Another flexible approach is the structure of the requirements. Actually there is no built in type “Requirement”. There are work items which are extents of work item types. Work item types define fields and so the whole thing is fully customizable. You can for example create an acceptance criteria type, or sub-types of requirements like usability requirement or regulatory requirement with custom fields. We will not make it overly complex here. Text, Number, Boolean and MultipleChoice fields are supported.
The support of the review process is very weakly supported in many requirement tools. Simple word processing tools are often much better, that’s why a review mechanism should be built in that can compete with Word & Co.
At first, reviews are explicit entities and therefore a list of reviews is presented.
This look’s pretty much the same like the Test Runs page in Quality Spy with sub-tabs for opened reviews:
Here it should be possible to annotate the spec just as it is possible in Microsoft Word. The exact workflow for review hasn’t settled yet, this is just a first idea here and I have to think if requirements should be approved one-by-one or if a review should only contain annotations and “defect reports” of the reviewer.
The file-based approach is no weakness here. STE mode in Quality Spy has shown that a test run can be exported, shared via e-mail, edited in a single test mode and re-imported into the main project. You just need to replace the word “test” by “review”.
This page obviously shows all “elements” in a list mode that can be sorted and filtered just like in Excel.

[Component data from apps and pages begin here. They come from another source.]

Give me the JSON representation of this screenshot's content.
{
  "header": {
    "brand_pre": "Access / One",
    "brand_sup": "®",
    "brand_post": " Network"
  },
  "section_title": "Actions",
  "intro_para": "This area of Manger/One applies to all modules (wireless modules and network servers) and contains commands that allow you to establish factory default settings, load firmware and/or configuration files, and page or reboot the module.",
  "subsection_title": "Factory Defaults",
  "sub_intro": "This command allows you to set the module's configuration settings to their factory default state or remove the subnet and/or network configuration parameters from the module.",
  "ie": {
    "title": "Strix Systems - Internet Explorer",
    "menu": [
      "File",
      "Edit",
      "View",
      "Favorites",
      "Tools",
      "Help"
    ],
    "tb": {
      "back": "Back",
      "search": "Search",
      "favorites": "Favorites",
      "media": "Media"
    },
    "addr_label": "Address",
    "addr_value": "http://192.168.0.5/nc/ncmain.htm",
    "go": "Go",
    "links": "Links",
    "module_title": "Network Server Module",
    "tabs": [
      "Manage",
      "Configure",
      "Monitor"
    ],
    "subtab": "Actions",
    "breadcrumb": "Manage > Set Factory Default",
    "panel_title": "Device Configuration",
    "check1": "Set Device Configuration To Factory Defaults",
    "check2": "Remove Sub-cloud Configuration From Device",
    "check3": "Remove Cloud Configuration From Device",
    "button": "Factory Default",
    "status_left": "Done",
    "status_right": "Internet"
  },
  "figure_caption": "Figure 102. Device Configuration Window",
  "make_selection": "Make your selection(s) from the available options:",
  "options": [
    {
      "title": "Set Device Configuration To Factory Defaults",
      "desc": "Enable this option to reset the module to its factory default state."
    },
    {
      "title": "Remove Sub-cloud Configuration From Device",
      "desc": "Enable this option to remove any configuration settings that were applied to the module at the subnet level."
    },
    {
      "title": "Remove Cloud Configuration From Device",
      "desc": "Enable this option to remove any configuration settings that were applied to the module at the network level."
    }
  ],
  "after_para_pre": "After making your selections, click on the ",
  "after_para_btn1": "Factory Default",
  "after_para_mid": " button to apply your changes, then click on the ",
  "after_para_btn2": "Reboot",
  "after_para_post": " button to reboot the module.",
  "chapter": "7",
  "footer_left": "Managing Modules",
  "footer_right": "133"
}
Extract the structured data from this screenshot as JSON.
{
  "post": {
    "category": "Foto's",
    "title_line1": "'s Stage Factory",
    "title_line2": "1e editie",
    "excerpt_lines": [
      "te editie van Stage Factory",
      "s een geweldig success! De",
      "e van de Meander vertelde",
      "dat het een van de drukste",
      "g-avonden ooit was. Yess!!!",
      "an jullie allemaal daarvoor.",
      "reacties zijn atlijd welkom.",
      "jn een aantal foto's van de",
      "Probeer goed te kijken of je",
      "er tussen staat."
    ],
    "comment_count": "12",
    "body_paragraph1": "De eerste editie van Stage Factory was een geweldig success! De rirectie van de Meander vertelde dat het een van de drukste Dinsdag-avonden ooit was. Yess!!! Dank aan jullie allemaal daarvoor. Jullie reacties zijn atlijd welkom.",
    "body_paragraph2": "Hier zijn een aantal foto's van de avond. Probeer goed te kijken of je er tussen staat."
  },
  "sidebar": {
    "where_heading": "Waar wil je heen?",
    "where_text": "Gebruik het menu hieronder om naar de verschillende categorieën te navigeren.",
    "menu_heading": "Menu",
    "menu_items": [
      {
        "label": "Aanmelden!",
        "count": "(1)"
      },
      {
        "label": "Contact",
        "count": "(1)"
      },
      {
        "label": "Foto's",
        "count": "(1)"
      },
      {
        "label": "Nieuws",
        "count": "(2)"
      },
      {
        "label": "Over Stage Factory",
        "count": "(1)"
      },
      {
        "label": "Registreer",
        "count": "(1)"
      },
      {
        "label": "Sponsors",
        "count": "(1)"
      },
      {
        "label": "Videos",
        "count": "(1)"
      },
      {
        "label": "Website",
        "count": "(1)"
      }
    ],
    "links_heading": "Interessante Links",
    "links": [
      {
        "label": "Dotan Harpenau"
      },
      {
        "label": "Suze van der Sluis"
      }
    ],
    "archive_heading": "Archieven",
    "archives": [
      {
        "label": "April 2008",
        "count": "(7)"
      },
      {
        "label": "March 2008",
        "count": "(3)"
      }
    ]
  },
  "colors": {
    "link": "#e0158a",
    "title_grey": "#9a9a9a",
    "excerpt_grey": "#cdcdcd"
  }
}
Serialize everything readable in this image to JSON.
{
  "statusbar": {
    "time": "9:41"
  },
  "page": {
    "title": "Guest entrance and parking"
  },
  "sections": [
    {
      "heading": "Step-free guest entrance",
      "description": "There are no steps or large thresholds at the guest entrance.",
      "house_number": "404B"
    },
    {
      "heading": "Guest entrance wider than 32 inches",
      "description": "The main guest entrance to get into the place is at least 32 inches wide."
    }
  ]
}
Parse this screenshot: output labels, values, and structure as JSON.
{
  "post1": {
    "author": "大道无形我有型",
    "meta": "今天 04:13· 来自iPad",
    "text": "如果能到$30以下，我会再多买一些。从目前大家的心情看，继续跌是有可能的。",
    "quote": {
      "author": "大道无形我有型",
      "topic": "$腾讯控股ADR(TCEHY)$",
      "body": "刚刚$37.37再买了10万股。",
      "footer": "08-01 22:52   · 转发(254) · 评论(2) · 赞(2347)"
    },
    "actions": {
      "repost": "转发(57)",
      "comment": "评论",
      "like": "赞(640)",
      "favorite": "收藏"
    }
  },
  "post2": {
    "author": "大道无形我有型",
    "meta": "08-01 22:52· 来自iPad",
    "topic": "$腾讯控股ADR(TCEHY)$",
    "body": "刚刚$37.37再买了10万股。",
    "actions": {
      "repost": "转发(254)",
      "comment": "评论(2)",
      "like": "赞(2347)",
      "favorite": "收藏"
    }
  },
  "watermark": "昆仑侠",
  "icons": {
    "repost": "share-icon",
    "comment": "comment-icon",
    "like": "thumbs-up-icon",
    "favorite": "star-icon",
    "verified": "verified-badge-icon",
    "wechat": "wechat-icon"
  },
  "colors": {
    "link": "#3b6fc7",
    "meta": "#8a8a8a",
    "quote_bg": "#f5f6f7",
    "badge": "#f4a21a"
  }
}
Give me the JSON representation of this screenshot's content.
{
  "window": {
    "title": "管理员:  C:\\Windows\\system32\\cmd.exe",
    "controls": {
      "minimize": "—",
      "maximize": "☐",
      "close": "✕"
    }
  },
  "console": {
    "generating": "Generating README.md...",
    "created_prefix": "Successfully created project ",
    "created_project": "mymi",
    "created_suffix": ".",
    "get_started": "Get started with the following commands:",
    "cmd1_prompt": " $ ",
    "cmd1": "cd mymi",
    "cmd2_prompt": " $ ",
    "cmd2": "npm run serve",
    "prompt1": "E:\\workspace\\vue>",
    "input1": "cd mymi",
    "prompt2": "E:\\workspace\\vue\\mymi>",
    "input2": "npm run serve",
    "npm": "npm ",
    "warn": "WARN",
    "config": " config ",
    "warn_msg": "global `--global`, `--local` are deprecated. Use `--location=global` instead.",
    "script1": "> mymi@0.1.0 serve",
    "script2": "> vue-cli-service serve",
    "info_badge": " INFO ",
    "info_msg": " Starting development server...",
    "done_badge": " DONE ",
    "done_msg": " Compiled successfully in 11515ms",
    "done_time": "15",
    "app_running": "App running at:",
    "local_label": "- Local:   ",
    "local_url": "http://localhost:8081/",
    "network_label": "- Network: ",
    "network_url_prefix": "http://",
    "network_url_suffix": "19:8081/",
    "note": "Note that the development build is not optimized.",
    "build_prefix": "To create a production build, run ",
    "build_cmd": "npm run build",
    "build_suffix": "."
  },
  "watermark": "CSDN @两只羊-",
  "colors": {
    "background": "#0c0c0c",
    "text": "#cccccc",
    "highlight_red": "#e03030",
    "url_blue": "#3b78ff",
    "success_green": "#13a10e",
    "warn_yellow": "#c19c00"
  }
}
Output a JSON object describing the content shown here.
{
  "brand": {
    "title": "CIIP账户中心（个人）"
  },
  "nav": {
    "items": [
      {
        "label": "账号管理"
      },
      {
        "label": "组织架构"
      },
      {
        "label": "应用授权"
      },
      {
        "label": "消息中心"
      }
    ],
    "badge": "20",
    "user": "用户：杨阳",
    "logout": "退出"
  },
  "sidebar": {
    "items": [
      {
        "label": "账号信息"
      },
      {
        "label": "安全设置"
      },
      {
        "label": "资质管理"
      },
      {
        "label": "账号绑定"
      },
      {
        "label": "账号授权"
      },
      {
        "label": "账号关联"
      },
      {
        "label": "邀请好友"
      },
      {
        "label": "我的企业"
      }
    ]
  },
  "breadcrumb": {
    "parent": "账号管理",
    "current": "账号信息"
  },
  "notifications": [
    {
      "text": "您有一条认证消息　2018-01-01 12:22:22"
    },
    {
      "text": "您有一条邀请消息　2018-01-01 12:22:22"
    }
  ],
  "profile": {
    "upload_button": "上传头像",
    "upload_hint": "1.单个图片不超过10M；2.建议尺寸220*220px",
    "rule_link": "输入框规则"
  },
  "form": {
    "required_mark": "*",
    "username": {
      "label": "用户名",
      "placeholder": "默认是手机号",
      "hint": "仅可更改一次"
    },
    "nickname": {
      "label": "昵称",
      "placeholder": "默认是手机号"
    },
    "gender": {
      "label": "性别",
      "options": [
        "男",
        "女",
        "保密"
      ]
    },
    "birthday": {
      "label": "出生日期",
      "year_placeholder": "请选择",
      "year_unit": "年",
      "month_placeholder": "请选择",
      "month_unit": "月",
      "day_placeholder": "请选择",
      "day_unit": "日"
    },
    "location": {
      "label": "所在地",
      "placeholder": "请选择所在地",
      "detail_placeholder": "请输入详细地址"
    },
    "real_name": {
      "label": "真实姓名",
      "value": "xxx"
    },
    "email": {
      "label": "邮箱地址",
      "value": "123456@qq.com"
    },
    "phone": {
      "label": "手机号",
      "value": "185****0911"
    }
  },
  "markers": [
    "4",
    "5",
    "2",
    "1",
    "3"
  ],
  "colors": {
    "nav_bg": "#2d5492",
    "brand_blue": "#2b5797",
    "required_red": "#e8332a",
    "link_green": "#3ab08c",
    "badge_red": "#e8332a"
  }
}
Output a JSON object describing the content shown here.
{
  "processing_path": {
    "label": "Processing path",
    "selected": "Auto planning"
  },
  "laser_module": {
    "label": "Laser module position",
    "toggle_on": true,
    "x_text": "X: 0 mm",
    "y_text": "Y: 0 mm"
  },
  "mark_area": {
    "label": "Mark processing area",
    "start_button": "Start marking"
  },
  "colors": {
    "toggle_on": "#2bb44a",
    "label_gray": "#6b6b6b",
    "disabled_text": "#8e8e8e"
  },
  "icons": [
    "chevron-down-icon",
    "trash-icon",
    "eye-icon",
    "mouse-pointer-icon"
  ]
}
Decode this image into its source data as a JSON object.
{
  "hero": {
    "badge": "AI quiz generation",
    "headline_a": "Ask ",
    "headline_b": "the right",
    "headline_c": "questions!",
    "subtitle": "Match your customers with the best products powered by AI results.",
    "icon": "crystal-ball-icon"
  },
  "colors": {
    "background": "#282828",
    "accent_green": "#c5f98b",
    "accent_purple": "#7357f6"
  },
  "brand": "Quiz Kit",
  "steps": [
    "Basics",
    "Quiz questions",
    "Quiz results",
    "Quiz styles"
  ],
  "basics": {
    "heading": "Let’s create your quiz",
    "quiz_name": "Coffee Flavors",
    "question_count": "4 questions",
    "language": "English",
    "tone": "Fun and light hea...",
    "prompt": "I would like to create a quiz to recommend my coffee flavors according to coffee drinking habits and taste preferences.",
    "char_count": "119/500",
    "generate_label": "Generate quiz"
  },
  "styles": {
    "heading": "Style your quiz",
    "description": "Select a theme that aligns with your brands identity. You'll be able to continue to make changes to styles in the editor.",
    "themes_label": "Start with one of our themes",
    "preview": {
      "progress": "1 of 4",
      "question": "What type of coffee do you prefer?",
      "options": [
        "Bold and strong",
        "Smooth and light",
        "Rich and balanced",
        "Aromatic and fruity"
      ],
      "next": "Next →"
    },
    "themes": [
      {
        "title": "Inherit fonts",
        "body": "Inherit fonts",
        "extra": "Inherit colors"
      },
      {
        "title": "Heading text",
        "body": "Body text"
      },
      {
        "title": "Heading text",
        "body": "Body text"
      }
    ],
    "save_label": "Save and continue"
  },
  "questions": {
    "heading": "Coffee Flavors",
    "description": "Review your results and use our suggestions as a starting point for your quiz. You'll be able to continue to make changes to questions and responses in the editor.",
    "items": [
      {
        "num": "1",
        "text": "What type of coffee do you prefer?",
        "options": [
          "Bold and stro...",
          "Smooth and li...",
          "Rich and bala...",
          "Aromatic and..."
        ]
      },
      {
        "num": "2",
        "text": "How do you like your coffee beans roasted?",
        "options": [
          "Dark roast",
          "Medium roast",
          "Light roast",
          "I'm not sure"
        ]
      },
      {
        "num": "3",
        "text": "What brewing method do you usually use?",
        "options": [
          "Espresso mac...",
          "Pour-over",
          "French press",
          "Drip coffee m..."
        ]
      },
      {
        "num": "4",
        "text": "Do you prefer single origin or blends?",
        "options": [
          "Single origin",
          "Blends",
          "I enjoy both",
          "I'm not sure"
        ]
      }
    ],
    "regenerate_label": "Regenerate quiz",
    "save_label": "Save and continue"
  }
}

At this point the tool achieves both benefits of MS Word (document like editing) and Excel (sorting & filtering) in one tool. Cool!
I havn’t created a wireframe for the settings page so far. Obviously the chapter types, section types, work item types with their custom fields can be configured here.
Publish and Export
The specification must be exported to something. DOCX would be the nearest choice as a start.
What’s Missing on Purpose
There are loads of features that are missing in this description so far and not because I have forgotten them, it’s because they should not be included:
- Relationships between requirements (Parent, Conditions, tracability Requirement-to-Test run)
- Strict versioning, auditing and base-lining
- Stakeholder-Comments, Discussions
Some projects may need this stuff and then this tool is not for them. But many projects do not need all this stuff, so simplicity rules out feature bloat.
Now, let’s take a little technical view and look at the domain data required by the tool (click to enlarge):
This model is probably not complete but provides a good overview.
Since design goals are similar to Quality Spy, similar technology should be used, that means WPF plus the Purple Box Common Framework that includes support for undo/redo and view model simplifications.
A core problem will be the combination of sections to a document look & feel. WPF offers a great way to do this using data templates for the various section types. The test protocols of Quality Spy also provide a good source of inspiration for the implementation. To provide a rich text editor, a component like TX Text control must probably be used.
Here we go, I’m really infected by this idea. In the last time I evaluated so many crappy tools not being capable being better than Word, Excel or Sharepoint, I really want this simple but yet powerful thing and search for a good developer who can implement this.
The current plan is simple, at first a solution to this flexible chapter approach must be found, from there let’s see what’s possible.
Update: I modified some ideas in version 2.